As far as salacious crimes go, this was always going to be prime tabloid fodder: a young woman escaping her husband still holding the penis she had just chopped off? There were T-shirts, there were Saturday Night Live sketches, Robin Williams did a bit. There were even parody songs about it. Howard Stern weighed in, saying he didn’t believe Bobbitt had raped Gallo, because she ‘wasn’t attractive enough’. He called her a 'psycho bitch.' He then helped raise money for Bobbitt’s medical bills.
The question of why it happened was contentious: jealous wife or battered woman? Unsuspecting husband or abuser and rapist? What he said or what she said? Then there were the questions that always come up: why didn’t she leave? Bobbitt was asleep when it happened, after all. They had separated once, why had they reconciled? What’s more, Gallo wasn’t the perfect victim. Bobbitt said she was jealous and possessive and the couple would call the police on each other after their fights. She had stolen around $7,000 from her boss. After the crime, Gallo also told police that Bobbitt was sexually selfish, saying 'I don't think it's fair, so I pulled back the sheets then and I did it.'

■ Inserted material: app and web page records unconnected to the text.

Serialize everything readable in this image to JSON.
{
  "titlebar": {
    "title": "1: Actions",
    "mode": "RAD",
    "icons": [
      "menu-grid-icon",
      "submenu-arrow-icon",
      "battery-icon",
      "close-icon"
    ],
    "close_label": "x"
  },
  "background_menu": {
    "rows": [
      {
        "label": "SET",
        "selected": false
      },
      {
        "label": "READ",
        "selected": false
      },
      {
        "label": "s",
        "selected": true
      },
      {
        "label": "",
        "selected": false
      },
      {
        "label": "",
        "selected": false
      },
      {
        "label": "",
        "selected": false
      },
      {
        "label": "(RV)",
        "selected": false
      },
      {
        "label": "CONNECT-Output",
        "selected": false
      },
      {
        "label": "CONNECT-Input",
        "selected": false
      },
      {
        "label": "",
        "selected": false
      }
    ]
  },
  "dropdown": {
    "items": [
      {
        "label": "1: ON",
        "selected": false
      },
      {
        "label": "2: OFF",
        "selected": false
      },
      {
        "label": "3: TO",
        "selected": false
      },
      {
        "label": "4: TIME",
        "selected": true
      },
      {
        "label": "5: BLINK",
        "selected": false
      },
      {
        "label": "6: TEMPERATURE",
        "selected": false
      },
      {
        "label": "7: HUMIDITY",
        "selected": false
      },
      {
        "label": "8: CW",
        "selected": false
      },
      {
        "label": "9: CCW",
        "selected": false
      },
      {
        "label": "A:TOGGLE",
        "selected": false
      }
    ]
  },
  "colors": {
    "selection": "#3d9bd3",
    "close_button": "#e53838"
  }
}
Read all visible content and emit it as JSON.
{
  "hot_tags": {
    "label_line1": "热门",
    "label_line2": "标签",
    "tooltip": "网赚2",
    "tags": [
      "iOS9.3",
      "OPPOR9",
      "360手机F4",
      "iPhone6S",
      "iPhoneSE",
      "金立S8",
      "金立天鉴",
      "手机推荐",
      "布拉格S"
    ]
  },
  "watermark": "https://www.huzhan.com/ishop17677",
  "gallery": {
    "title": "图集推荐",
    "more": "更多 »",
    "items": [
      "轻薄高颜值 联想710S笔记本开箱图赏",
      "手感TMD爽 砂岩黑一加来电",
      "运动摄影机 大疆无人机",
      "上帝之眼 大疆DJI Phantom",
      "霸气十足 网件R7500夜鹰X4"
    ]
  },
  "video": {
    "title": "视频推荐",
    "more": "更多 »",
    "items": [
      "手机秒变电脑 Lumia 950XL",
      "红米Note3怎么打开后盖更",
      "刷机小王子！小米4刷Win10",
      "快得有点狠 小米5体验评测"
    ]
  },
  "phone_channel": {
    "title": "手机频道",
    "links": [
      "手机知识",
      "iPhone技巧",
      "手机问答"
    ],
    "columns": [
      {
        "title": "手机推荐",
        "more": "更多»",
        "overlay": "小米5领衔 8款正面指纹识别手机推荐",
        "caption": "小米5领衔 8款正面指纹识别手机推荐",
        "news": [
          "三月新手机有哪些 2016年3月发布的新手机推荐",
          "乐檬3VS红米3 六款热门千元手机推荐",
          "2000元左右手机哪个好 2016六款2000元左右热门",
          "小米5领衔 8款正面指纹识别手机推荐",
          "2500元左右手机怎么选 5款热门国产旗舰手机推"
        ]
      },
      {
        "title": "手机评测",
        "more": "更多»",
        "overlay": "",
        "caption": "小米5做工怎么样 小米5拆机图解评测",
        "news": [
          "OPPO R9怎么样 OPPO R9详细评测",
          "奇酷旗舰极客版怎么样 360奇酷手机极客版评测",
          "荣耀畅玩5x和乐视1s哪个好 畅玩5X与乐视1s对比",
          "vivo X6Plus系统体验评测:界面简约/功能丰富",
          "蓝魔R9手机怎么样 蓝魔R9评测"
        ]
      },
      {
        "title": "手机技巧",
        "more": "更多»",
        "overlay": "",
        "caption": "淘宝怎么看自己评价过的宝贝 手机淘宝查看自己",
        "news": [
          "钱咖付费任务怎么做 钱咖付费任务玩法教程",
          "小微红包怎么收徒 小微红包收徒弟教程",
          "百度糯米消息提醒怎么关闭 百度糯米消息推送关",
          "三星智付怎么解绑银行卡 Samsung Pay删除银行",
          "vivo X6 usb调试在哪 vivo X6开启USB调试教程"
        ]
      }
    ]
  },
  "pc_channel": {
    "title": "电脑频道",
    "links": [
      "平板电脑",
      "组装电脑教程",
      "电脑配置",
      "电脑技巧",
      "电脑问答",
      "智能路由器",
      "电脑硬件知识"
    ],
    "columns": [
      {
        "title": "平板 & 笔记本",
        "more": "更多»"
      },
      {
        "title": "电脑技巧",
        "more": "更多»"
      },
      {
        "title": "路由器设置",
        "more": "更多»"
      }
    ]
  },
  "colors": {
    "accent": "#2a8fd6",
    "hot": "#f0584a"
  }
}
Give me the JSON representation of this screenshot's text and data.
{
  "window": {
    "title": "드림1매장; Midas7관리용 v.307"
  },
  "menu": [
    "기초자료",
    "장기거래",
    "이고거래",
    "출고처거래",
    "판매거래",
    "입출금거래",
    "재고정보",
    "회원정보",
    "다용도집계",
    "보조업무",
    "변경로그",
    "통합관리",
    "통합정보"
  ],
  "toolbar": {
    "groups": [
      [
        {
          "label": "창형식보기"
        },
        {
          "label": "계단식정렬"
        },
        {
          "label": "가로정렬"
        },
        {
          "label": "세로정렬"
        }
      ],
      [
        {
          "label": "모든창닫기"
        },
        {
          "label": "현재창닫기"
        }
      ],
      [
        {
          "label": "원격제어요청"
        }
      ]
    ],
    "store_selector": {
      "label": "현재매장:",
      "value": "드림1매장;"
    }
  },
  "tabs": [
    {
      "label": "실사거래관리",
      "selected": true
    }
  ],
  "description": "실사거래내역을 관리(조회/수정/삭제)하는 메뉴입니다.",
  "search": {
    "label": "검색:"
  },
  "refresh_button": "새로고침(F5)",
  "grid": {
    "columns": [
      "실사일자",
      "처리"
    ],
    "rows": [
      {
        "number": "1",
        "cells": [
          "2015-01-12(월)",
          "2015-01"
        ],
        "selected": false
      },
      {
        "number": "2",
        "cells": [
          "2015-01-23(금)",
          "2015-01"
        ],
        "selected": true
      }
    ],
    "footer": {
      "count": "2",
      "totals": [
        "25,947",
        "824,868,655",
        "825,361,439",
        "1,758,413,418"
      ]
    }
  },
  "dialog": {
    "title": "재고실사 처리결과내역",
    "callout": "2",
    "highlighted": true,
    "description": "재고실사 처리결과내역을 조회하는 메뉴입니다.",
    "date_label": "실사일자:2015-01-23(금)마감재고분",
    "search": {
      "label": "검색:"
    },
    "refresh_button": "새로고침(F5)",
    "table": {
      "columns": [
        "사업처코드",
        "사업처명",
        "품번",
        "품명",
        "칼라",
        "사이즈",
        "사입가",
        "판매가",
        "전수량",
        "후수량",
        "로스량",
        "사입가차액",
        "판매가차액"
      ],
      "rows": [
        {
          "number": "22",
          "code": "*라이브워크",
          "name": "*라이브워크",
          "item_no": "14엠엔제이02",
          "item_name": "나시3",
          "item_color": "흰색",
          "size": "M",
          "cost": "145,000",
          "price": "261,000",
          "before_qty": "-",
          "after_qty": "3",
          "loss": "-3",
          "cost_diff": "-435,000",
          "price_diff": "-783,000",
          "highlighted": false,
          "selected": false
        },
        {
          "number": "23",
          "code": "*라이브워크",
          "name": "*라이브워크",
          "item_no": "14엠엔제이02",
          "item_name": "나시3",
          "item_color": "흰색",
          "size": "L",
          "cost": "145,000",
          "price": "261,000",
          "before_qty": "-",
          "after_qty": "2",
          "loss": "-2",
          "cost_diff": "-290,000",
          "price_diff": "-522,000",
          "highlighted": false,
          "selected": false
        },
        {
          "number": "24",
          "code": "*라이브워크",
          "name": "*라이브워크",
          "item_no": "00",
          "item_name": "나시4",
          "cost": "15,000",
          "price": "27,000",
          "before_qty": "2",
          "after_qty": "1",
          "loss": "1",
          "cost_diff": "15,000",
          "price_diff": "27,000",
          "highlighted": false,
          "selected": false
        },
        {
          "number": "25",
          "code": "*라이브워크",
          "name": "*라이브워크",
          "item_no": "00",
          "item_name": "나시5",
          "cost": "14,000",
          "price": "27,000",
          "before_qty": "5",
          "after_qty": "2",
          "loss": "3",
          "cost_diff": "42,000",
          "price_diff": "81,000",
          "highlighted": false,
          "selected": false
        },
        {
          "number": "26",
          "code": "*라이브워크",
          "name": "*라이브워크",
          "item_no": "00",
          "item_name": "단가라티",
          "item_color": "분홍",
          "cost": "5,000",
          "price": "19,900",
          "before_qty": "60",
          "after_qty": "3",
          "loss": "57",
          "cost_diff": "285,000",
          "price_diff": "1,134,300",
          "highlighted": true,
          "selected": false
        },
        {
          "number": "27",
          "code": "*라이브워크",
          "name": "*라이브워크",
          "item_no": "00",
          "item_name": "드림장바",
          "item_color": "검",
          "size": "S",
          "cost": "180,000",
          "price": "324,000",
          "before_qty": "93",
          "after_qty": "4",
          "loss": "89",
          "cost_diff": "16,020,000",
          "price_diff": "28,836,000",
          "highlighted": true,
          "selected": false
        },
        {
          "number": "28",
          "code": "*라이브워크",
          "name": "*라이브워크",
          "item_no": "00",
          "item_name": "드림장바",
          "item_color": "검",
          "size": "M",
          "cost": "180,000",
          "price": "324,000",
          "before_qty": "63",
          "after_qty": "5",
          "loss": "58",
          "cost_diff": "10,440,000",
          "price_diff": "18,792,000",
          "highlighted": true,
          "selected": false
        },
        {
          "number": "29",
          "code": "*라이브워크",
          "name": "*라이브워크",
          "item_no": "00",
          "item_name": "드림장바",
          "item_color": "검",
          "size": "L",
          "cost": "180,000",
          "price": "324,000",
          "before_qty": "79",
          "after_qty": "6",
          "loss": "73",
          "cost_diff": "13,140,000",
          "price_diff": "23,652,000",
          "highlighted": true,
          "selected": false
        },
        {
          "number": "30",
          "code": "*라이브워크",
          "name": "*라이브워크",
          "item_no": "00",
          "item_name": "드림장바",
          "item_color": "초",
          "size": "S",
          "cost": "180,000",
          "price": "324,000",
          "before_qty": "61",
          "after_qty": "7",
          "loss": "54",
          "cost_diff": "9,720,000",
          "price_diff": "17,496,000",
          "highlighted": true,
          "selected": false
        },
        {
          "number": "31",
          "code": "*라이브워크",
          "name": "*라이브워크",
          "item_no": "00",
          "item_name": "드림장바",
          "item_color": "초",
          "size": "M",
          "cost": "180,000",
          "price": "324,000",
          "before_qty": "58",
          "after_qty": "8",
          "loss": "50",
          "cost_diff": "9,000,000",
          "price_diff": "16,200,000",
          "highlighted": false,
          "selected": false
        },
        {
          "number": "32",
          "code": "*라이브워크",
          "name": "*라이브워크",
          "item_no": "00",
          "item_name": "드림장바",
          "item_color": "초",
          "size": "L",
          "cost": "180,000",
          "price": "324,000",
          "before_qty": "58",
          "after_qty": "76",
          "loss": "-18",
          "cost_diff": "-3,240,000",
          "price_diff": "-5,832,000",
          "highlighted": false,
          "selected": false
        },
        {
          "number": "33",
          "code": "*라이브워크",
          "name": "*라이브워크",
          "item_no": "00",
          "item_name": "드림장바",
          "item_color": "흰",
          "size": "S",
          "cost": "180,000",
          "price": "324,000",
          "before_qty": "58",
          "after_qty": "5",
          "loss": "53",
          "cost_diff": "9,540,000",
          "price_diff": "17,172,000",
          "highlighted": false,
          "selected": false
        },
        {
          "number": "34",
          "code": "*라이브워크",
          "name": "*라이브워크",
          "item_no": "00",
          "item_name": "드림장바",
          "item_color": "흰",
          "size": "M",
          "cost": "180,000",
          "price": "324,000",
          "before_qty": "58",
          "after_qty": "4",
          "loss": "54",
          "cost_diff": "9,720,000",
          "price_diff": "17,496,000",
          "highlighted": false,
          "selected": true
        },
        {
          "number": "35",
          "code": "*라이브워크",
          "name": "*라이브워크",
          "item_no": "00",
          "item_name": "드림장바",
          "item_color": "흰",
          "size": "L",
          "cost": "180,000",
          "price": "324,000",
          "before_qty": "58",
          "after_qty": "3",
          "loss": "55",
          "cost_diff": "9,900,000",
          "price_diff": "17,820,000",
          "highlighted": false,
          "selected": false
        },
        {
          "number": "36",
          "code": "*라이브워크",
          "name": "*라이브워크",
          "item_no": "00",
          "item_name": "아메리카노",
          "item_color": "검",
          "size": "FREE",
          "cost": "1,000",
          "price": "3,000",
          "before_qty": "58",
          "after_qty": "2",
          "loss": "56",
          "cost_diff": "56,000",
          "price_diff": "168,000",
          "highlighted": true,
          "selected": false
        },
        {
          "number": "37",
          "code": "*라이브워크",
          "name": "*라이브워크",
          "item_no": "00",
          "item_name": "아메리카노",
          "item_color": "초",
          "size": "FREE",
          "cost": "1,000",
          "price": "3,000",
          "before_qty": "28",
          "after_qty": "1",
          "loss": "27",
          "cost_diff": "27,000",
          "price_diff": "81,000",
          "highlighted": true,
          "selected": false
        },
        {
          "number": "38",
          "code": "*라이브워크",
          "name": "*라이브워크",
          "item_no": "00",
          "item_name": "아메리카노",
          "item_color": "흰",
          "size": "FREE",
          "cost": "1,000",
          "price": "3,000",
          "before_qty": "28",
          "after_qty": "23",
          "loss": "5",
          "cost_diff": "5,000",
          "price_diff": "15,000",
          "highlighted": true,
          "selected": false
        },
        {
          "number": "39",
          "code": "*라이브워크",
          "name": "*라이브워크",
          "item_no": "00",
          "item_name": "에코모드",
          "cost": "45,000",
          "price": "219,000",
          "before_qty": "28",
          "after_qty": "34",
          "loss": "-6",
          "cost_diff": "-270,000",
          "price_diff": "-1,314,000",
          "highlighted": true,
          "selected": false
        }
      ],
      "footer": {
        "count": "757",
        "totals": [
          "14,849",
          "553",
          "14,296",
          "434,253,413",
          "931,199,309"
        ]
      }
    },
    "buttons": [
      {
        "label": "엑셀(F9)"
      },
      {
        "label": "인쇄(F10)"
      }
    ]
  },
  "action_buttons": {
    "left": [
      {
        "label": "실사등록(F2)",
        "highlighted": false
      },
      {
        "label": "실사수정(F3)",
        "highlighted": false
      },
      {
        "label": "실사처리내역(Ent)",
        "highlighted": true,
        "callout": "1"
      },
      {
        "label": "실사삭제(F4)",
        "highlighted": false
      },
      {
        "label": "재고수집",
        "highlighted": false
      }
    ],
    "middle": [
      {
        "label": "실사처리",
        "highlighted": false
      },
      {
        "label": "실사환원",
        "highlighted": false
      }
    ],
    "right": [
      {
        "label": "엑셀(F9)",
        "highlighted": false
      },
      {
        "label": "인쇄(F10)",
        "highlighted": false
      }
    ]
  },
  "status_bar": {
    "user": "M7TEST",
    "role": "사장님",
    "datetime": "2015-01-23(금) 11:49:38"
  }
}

When the case went to trial, Bobbitt was found not guilty of the rape Gallo accused him of. But two months later, Gallo was also found not guilty of the ‘malicious wounding’, by reason of temporary insanity. Instead of a 20-year sentence, she was subjected to a 45-day psychiatric evaluation. So what really happened and who’s really to blame
Bobbitt denies all the allegations against him, but a clearer account of events has developed beyond the castration jokes that puts the case into a different light: Gallo was a victim of domestic abuse. She has said that Bobbitt physically, sexually and psychologically abused her. She toldVanity Fair he anally raped her, forced her to have an abortion, beat her and threatened to have her deported. She has said that she felt trapped.
If that sounds familiar, look at the Sally Challen case. Both women were victims of domestic violence who went on to commit crimes against their abusers. This wasn’t a case of a jealous wife or a woman in a rage, it was the case of a woman who was consistently violated and abused. It might not justify the castration, but it does offer an explanation.
Bobbitt might have been acquitted on the charge of the spousal rape of Lorena, but less than a year later, his new fiancé would accuse him of domestic violence and he would be arrested. Months after this, another arrest would follow. There would then come a third and fourth arrest on charges of domestic violence. He denies any wrongdoing. Gallo has since set up a charitable organisation, Lorena’s Red Wagon that helps victims of domestic violence.
John Wayne Bobbitt hasbeen on the record to say his penis is fine, now. He even went on to act in porn films (including Frankenpenis and John Wayne Bobbitt: Uncut), films he has said are some of the ‘best-selling adult movies in history’. All of which goes some way to prove Lorena’s point, which she made toTime magazine on the 25th anniversary: that at the time, the media missed the point. They made it about a missing penis, a punchline, instead of what it was really about: domestic violence and years of abuse.
So, can a woman who cut off her husband’s penis be vindicated?